Last two years brought unprecedented interest in Personal Health Records (PHRs). Started in healthcare industry outlets the excitement crossed over into traditional media and the expectations are high.
Over the last year I have written a few pieces about the new PHR platforms from Microsoft and Google, outlining some of the challenges they need to address to achieve adoption and viability, which you can find here:
Recent update from Microsoft deserves another look:
First of all, I would encourage you to check out the announcement by Sean Nolan, the Chief Architect of HealthVault, outlining a product tour for new users as well as the commentary by John Moore of Chilmark Research.
John and Sean have a great overview of the new HealthVault features, which I believe are on the right track to increase product usability. Improvements to login are especially welcome, as the strong focus on privacy and security comes at the usability cost. As a user, I remember my frustrations with having to change my Windows Live password to the acceptable level of strength. Support for Open ID is helpful, though this might only be a start.
Microsoft is clearly committed to investing in the platform and is working with industry partners who are developing 3rd party applications. The billion dollar question however still remains the same: Do consumers and providers care enough about PHR to actively participate?
What do we need to look at? Metrics, metrics and metrics!
The grand visions of PHR for every consumer accessible by every physician have been around since nineties and have not changed that much. Despite a truly novel approach by Microsoft and Google of treating PHR as a platform, these platforms will be worth only as much as the number of people using them. Using them ACTIVELY and not just registering for an account and forgetting about the service. Engagement requires more than usability (which is simply the price of entry). The platform along with its applications must provide ongoing value.
Neither Microsoft nor Google published any consumer usage data
This might be forgivable given the early stage of their PHR platforms. But on the other hand, HealthVault has been around for a year and Google Health is nearing half-a-year milestone. While the products have been launched to the public, the main focus of both Microsoft and Google seems to have been recruiting industry partners. But still, if consumer adoption is strong, why not brag about it?
I would go out on a limb and say that PHR experience (of any kind) is still not close to being interested and compelling to John Q. Public. In the absence of official data, we have to go by anecdotes. Fortunately, the recent piece in Modern Healthcare has the key factoid from John Halamka, CIO at CareGroup Health System—parent of Beth Israel Deaconess Medical Center (BIDMC):
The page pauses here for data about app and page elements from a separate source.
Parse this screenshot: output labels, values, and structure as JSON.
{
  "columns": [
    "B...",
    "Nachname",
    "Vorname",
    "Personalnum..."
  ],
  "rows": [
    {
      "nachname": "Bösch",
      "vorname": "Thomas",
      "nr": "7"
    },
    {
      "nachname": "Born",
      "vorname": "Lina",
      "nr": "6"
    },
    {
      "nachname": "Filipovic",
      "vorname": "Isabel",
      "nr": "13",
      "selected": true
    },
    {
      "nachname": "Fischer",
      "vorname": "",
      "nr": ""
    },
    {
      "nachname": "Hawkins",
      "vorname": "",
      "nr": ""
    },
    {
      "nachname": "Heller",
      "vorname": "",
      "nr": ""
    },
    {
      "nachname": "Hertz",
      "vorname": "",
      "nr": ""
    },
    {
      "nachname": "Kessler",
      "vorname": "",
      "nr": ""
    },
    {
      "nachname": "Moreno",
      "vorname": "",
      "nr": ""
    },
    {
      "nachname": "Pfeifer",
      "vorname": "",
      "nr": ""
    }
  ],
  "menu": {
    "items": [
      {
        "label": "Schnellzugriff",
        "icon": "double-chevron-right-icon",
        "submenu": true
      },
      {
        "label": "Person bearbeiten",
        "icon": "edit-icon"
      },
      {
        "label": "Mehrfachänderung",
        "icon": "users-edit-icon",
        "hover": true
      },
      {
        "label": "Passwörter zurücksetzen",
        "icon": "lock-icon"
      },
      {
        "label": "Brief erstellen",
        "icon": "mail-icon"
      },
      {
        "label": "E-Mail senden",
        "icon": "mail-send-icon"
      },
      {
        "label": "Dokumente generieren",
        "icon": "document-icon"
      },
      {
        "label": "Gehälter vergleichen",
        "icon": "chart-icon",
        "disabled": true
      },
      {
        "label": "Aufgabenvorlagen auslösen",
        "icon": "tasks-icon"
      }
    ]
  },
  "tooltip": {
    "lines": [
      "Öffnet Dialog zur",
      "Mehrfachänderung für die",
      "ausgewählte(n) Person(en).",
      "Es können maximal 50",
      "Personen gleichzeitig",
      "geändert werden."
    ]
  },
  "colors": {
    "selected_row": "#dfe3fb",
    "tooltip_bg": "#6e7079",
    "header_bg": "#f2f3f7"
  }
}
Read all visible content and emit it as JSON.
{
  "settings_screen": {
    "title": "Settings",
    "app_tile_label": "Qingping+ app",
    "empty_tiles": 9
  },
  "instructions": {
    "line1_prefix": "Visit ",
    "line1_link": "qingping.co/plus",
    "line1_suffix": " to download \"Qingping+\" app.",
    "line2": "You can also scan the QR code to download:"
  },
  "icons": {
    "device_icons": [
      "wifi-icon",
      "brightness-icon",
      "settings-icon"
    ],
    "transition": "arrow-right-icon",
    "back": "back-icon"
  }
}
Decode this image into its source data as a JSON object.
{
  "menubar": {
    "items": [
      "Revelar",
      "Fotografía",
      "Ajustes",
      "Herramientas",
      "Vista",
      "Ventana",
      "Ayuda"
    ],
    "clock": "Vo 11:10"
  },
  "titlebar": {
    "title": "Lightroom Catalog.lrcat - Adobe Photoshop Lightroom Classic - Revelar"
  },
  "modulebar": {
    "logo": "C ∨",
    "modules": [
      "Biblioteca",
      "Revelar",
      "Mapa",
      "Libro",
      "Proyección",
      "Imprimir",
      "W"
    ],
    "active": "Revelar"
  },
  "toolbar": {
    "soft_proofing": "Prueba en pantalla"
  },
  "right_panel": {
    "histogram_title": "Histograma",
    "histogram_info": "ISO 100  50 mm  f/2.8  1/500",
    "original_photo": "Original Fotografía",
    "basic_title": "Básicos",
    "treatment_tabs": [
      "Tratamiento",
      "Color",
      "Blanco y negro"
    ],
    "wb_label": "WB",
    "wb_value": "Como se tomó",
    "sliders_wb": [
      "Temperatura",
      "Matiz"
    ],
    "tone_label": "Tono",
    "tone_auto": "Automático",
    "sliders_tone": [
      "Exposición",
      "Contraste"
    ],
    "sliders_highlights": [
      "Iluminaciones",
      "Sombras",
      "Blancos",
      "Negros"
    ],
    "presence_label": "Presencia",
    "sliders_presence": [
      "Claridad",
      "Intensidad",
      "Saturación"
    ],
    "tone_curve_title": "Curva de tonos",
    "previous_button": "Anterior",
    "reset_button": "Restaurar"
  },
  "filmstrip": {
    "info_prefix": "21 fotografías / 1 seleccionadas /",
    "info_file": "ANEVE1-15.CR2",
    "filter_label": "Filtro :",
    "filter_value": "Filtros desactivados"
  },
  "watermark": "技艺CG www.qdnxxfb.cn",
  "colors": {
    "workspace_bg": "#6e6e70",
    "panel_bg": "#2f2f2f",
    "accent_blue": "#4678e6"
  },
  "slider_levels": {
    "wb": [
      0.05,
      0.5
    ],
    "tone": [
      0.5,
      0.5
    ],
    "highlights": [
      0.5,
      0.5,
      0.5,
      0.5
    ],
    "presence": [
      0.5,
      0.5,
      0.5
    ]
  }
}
Still, PHRs aren’t attractive to everyone, even those partial to Google, such as the young and healthy, Halamka says. But they are of high value to providers such as himself, an emergency room physician. “Often I’m flying blind,” he says. “I would hope that a PHR would help.”
The key to Google Health’s success is making sure that users don’t have to input information themselves, but rather be able to access critical data at the click of a mouse. For instance, 40,000 patients at Beth Israel Deaconess have PHRs, but only 42 patients have added any information to those files, Halamka says.
That only 1 in a 1000 patients who bothered to enroll for PHR would care to take any action upon it speaks volumes about viability of a personally-managed health record. After all, the media attention around the concept has been huge and BIDMC, Google and Microsoft went out of their way to promote these programs. Unfortunately we are still stuck in the experimentation phase.
But what about all these huge PHR market projections?
Be careful who you listen to and how you interpret the data! While we keep hearing about huge (and valid) numbers of people who "search for health information" and "visit health websites", PHRs and many other consumer-directed tools require a lot more commitment than just looking for health info. So while the hundreds of millions of health searchers are real, few of them engage further.
The opportunity for PHR platforms still exists. The question is whether it will take one, five or ten years to bear fruit.
UPDATE: Microsoft demonstrates they understand the need to nurture new "PHR killer apps", in their recent partnership announcement with Scripps, Navigenics and Affymetrix to collaborate on personalized genomics.